# Problem to work on
Among the entries below, find every line that has "title" and pull it out.
----- Dataset entries -----
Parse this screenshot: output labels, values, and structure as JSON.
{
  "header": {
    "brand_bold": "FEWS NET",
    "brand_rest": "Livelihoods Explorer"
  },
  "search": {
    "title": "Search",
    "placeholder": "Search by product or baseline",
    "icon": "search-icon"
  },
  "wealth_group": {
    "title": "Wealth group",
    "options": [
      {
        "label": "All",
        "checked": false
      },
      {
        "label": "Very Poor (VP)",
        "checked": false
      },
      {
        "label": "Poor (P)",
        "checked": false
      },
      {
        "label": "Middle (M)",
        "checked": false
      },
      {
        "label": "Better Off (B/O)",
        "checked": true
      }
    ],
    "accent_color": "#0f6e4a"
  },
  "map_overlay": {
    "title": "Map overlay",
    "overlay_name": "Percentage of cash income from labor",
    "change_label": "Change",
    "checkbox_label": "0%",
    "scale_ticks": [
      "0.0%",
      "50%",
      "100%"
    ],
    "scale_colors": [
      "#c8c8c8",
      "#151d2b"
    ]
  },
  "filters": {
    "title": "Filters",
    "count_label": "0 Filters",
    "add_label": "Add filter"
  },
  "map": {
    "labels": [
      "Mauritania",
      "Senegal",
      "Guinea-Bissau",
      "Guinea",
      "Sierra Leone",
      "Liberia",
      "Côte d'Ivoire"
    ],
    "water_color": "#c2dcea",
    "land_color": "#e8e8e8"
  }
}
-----
# Answer box
    "title": "Search",
    "title": "Wealth group",
    "title": "Map overlay",
    "title": "Filters",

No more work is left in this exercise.